In the listing below, tally the lines that hold "budget" and report that number by itself.

──────

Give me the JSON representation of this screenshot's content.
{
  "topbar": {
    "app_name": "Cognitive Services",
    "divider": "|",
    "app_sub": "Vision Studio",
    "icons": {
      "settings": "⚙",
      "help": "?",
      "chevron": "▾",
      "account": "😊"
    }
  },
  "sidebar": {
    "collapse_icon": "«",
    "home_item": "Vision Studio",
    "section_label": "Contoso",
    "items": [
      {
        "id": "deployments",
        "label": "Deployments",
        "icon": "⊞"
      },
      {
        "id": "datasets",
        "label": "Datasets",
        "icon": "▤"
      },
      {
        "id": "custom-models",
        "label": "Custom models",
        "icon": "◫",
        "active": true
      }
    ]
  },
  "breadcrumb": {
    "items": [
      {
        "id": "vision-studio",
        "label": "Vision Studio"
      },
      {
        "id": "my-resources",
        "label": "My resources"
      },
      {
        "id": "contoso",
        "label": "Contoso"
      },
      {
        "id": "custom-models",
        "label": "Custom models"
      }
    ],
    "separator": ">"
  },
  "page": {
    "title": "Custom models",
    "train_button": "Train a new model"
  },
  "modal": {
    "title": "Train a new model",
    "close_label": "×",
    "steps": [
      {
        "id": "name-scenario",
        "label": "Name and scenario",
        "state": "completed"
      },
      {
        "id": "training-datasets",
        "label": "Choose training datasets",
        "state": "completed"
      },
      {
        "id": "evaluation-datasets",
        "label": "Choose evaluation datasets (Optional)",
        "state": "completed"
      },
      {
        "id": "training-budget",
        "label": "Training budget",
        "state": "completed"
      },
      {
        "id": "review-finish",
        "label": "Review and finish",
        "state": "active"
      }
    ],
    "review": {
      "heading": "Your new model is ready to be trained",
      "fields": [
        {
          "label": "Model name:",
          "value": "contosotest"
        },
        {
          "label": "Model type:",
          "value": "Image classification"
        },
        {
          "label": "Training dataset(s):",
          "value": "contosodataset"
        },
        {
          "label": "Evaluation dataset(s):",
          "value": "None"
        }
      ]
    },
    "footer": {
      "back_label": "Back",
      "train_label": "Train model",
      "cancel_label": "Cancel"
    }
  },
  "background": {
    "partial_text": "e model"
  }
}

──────

Your response ▸
2